Reviewer's Grade: 8
Unwind has a fresh, fascinating, and frankly genius premise: after a war is fought on abortion, the U.S. government passes legislature allowing parents to sign an order to "unwind" their teenagers. The teen is then taken apart, and each body part is used for transplants. Like any good dystopia, the concept poses a number of thought-provoking questions that the book tries to address, like "do we have souls?" or "what makes a person themself?" or "how scary is it to be unwound, really?", and it answers them with varying degrees of success. Unwind is an excellent conversation starter; it is riddled with nuanced philosophical ideas which are, at times, uniquely terrifying. However, that's where the problems with Unwind lie: the intrigue doesn't stretch much farther than the initial concepts. Shusterman is talented at worldbuilding, and every new detail of Unwind's dystopia is interesting, inspired, absurd, and simultaneously realistic. Unfortunately, the story fails to make use of this inherent intrigue.

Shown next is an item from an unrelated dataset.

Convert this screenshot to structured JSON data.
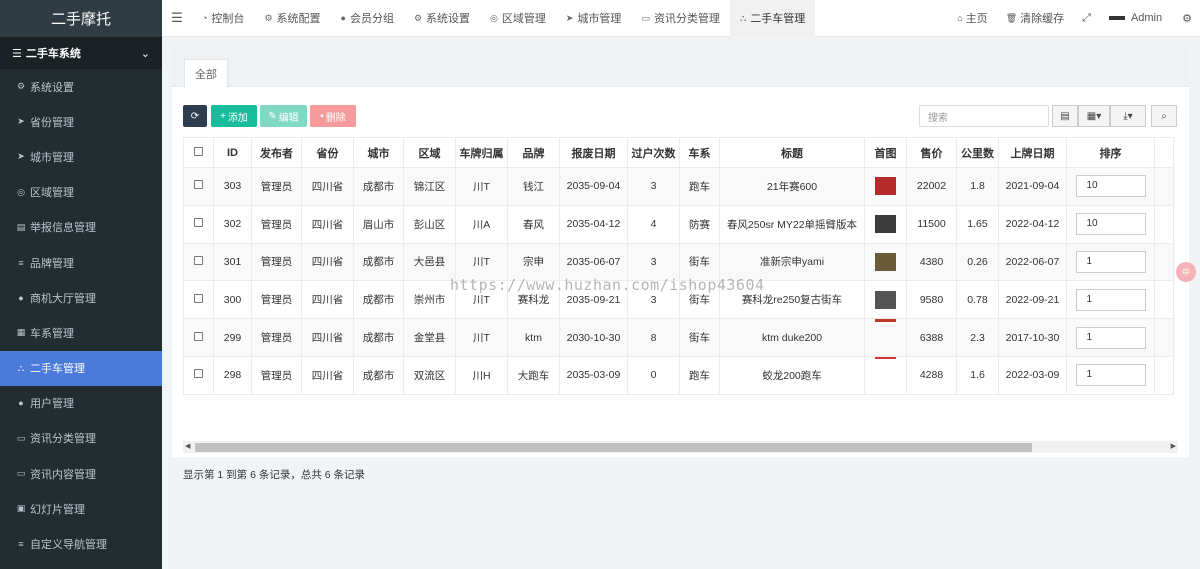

Much of the reader's time is spent spectating characters as they shuttle from one location to another. They have minimal development, or, when they do have development, it is sudden and drastic. Shusterman builds a vivid universe only to guide readers through the dullest corners. Unwind is worth a read for the conversation, not the story. If a reader expects the average teenage dystopia, they should pick another book; but if they want fresh perspectives, creative horror, and possibly a hint of existential dread, Unwind is the perfect read.